After sitting idle for over a decade, the plot, which had become a dumping ground for garbage and out-of-service construction equipment, has finally received some attention as part of an initiative forwarded by Senator Tony Avella and Peter Brancazio of the North East Flushing Civic Association, who hope to convert the derelict property into something of use for the community.

“I am extremely pleased that we were able to work with the city to put enough pressure on the owner to get him to take action,” said Avella.

In January, Avella’s representatives told The Courier that the property’s owner, 2431 Francis Lewis LLC, had failed to pay property taxes since October of 2009, therefore including the property under a list of tax liens — allowing the Department of Finances (DOF) to put the property up for sale. Avella’s representatives alleged that the DOF received a check for $9,772.11 from the property owner on August 3 that later bounced.

Councilmember Daniel Halloran has also remained outspoken about the ongoing project. He alleged that the owner skated fines for inadequate fencing several times in the past by patching parts with plywood when facing a penalty.

“The truck, debris and kitchen sink are gone. However, our work here is not done,” said Avella. “Now we need to focus of getting the fence removed and clearing the weeds and turning that lot into something appealing to the community.”

On February 10, Avella and Brancazio met with representatives from the DOF, Department of Buildings (DOB), Fire Department of New York (FDNY) and Department of Sanitations (DSNY) to discuss the abandoned lot.
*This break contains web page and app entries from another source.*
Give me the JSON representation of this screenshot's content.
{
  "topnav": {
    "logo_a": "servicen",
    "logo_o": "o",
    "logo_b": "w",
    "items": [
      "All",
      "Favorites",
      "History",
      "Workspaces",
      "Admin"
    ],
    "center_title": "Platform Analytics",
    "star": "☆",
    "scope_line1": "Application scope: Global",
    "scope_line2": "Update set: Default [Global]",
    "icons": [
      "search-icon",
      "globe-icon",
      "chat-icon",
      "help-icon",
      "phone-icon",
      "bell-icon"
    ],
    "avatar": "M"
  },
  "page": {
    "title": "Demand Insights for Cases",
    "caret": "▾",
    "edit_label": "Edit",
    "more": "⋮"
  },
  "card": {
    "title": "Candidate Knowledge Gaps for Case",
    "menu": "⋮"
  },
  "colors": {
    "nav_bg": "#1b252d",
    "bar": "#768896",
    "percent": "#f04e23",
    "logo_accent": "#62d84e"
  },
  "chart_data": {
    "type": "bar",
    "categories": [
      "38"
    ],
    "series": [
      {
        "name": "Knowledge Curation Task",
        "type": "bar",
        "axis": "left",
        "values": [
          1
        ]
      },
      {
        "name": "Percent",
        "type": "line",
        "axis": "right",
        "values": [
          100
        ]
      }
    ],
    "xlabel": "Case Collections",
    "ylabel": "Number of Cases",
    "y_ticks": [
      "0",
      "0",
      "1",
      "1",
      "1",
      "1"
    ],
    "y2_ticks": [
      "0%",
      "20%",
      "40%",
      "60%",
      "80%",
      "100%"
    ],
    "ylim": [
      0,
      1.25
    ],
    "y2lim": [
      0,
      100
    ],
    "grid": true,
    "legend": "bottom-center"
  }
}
Since the group met, the FDNY has issued a Notice of Violation for the trash on the site and the DOB has transferred the lot to the Padlock Enforcement Unit. Shortly thereafter, the owner cleared the lot.